Roots reggae long ago took a backseat to dancehall, and relatively few of the musicians who still play it are Jamaican. In fact, it’s something of a miracle that Winston Rodney AKA Burning Spear is still alive at 63, long after so many of his contemporaries – Bob Marley, Peter Tosh, Dennis Brown, Jacob Miller and others – died under tragic, often violent circumstances. It might also be something of a miracle that Burning Spear remains not only lucid (after all that ganja), but arguably still as vital and important as he was thirty years ago.

 

Throughout the decade of the 1970s, Burning Spear was one of the most popular artists in Jamaica, second only to Big Youth. While most reggae hits from whatever era you choose are party songs, Burning Spear’s work was always serious, defiant and historically aware. Like Peter Tosh, his signature songs mix frequently scathing social commentary with Rastafarian mysticism. Burning Spear’s musical style, however, is strikingly different from many of the best-known reggae acts of his era, characterized by long, hypnotic, even trancelike anthems that in a live setting can go on for ten or even twenty minutes while the band breaks them down into spacey, echoey dub. While he’s been writing, arranging and producing for himself for decades, this is his debut on his own record label, Burning Music. It’s also his best studio album in a long, long time.

 

Unlike much of today’s reggae, this album has rich, 1970s production values, layering clinking guitar, bubbling organ, bright horns and backup singers over a fat, bass-heavy groove. Grandfather, a cautionary tale, traces the history of slavery around the world and warns that “slavery coming back again.” On the catchy No Compromise, Burning Spear announces that “My music eye opener music…hail to the one who never look back in the race.” With its Afrobeat guitar feel, One Africa is a fervent, Marcus Garvey-style call for unity. People in High Places calls for accountability from politicians; Run for Your Life snidely chronicles Burning Spear’s entanglements with the record industry, and how it’s imploded in recent years: “Distribution is so desperate…without the artist there is no company…Upcoming artists should take a stand, get some understanding before you sign.”

 

Clocking in at over eight minutes long, Step It is one of the amusingly interminable list songs that Burning Spear writes every so often. This one chronicles his travels around the world, namechecking just about every city he’s ever played, obviously tailor-made to be a live showstopper with a long instrumental break that threatens to turn into dub but never does. Stick to the Plan is a call to musicians to stay independent and original: “Remember reggae music never used to play on the radio…trying to roadblock us because we so original.” There’s a happy account of an outdoor reggae festival and another happy tale, this one about a reggae cruise, along with more bitterness returns on Wickedness, another tirade against the music industry: “Since 1969 they’ve been robbing, they’ve been holding onto what is mine,” Burning Spear laments. It has the ring of authenticity: innumerable musicians from the 1970s, not just reggae performers, have successfully sued for royalties they were never paid. The cd’s high point is You Were Wrong, a caustic, minor-key anthem with the same feel of Burning Spear classics like Door Peep or Cry Blood. Any way you look at it, this ranks with the best of his studio albums, including the classic Marcus Garvey, or Hail H.I.M, recorded with the Wailers. Longtime fans will find this a delightful throwback; otherwise, this is as good an introduction as any to one of the world’s greatest reggae artists. Burning Spear plays Irving Plaza on August 31 around 10 PM, advance tix highly recommended at the box office.

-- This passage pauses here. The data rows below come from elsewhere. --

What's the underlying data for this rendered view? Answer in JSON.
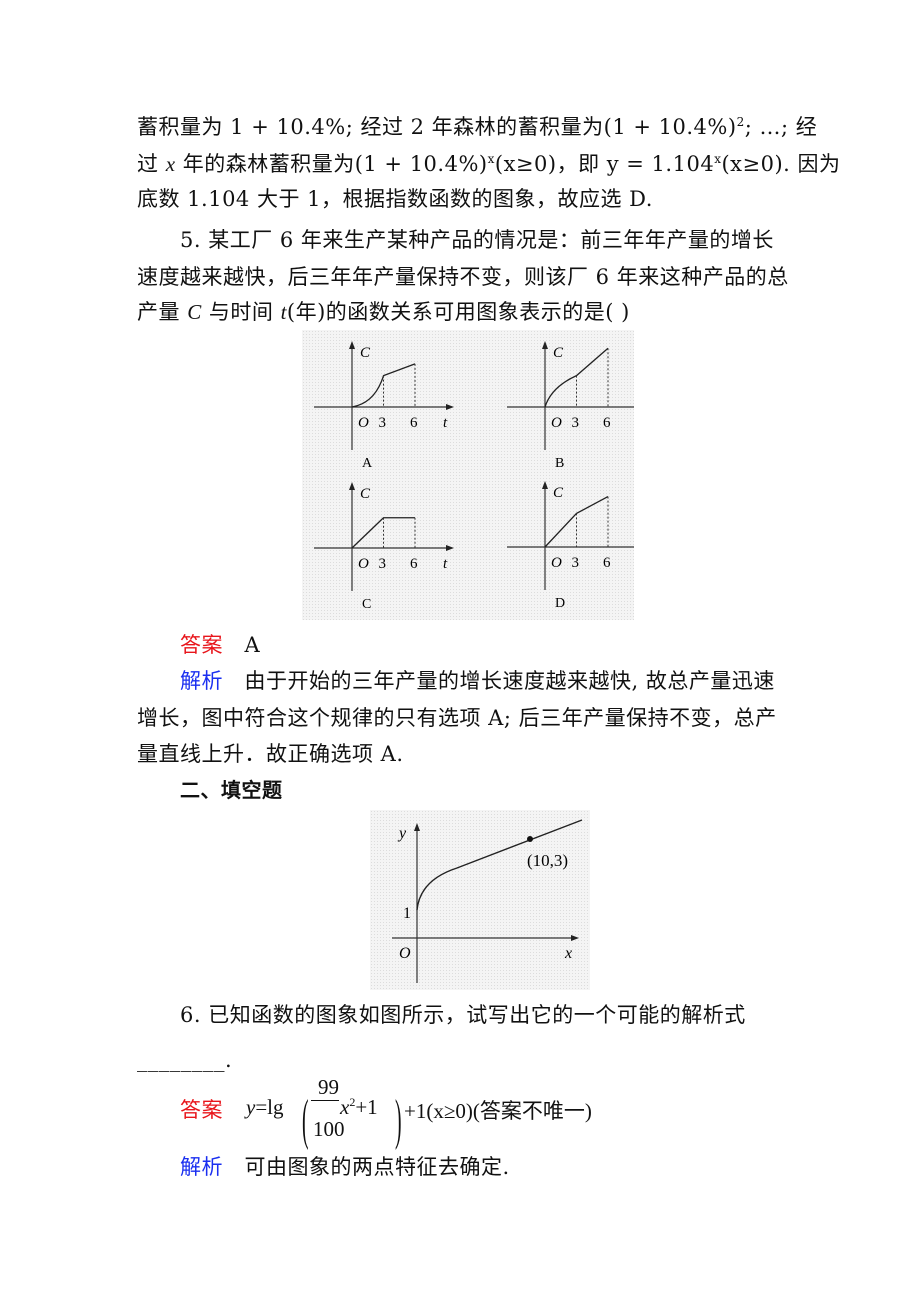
{
  "prev_solution": {
    "line1": "蓄积量为 1 + 10.4%;  经过 2 年森林的蓄积量为(1 + 10.4%)",
    "line1_sup": "2",
    "line1_tail": ";  …;  经",
    "line2_a": "过 ",
    "line2_x": "x",
    "line2_b": " 年的森林蓄积量为(1 + 10.4%)",
    "line2_sup": "x",
    "line2_c": "(x≥0)，即 y = 1.104",
    "line2_sup2": "x",
    "line2_d": "(x≥0).  因为",
    "line3": "底数 1.104 大于 1，根据指数函数的图象，故应选 D."
  },
  "q5": {
    "line1": "5.  某工厂 6 年来生产某种产品的情况是：前三年年产量的增长",
    "line2": "速度越来越快，后三年年产量保持不变，则该厂 6 年来这种产品的总",
    "line3_a": "产量 ",
    "line3_C": "C",
    "line3_b": " 与时间 ",
    "line3_t": "t",
    "line3_c": "(年)的函数关系可用图象表示的是(        )",
    "options": [
      {
        "label": "A",
        "y_axis": "C",
        "x_axis": "t",
        "origin": "O",
        "ticks": [
          "3",
          "6"
        ],
        "shape": "convex rise to t=3, then linear rise to t=6"
      },
      {
        "label": "B",
        "y_axis": "C",
        "x_axis": "t",
        "origin": "O",
        "ticks": [
          "3",
          "6"
        ],
        "shape": "concave rise to t=3, then linear rise to t=6"
      },
      {
        "label": "C",
        "y_axis": "C",
        "x_axis": "t",
        "origin": "O",
        "ticks": [
          "3",
          "6"
        ],
        "shape": "linear rise to t=3, then flat to t=6"
      },
      {
        "label": "D",
        "y_axis": "C",
        "x_axis": "t",
        "origin": "O",
        "ticks": [
          "3",
          "6"
        ],
        "shape": "linear rise to t=3, then slower linear rise to t=6"
      }
    ],
    "answer_label": "答案",
    "answer": "A",
    "analysis_label": "解析",
    "analysis_line1": "由于开始的三年产量的增长速度越来越快, 故总产量迅速",
    "analysis_line2": "增长，图中符合这个规律的只有选项 A; 后三年产量保持不变，总产",
    "analysis_line3": "量直线上升．故正确选项 A."
  },
  "section2": {
    "title": "二、填空题"
  },
  "q6_graph": {
    "y_axis": "y",
    "x_axis": "x",
    "origin": "O",
    "y_intercept_label": "1",
    "point_label": "(10,3)"
  },
  "chart_data": [
    {
      "type": "line",
      "title": "A",
      "xlabel": "t",
      "ylabel": "C",
      "x_ticks": [
        "3",
        "6"
      ],
      "points": [
        [
          0,
          0
        ],
        [
          1,
          0.3
        ],
        [
          2,
          0.8
        ],
        [
          3,
          1.6
        ],
        [
          6,
          2.2
        ]
      ]
    },
    {
      "type": "line",
      "title": "B",
      "xlabel": "t",
      "ylabel": "C",
      "x_ticks": [
        "3",
        "6"
      ],
      "points": [
        [
          0,
          0
        ],
        [
          1,
          0.9
        ],
        [
          2,
          1.3
        ],
        [
          3,
          1.6
        ],
        [
          6,
          3.0
        ]
      ]
    },
    {
      "type": "line",
      "title": "C",
      "xlabel": "t",
      "ylabel": "C",
      "x_ticks": [
        "3",
        "6"
      ],
      "points": [
        [
          0,
          0
        ],
        [
          3,
          1.8
        ],
        [
          6,
          1.8
        ]
      ]
    },
    {
      "type": "line",
      "title": "D",
      "xlabel": "t",
      "ylabel": "C",
      "x_ticks": [
        "3",
        "6"
      ],
      "points": [
        [
          0,
          0
        ],
        [
          3,
          2.0
        ],
        [
          6,
          3.0
        ]
      ]
    },
    {
      "type": "line",
      "title": "",
      "xlabel": "x",
      "ylabel": "y",
      "annotations": [
        "1",
        "(10,3)"
      ],
      "points": [
        [
          0,
          1
        ],
        [
          10,
          3
        ]
      ]
    }
  ],
  "q6": {
    "line1": "6.  已知函数的图象如图所示，试写出它的一个可能的解析式",
    "blank": "________.",
    "answer_label": "答案",
    "answer_prefix": "y=lg",
    "frac_num": "99",
    "frac_den": "100",
    "answer_inner": "x",
    "answer_inner_sup": "2",
    "answer_inner_tail": "+1",
    "answer_suffix": "+1(x≥0)(答案不唯一)",
    "analysis_label": "解析",
    "analysis": "可由图象的两点特征去确定."
  }
}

August 19, 2008 Posted by | Music, music, concert, review, Reviews | , , , , , , , , , , , , , , , , , , , , , , , , , , , , , , | 2 Comments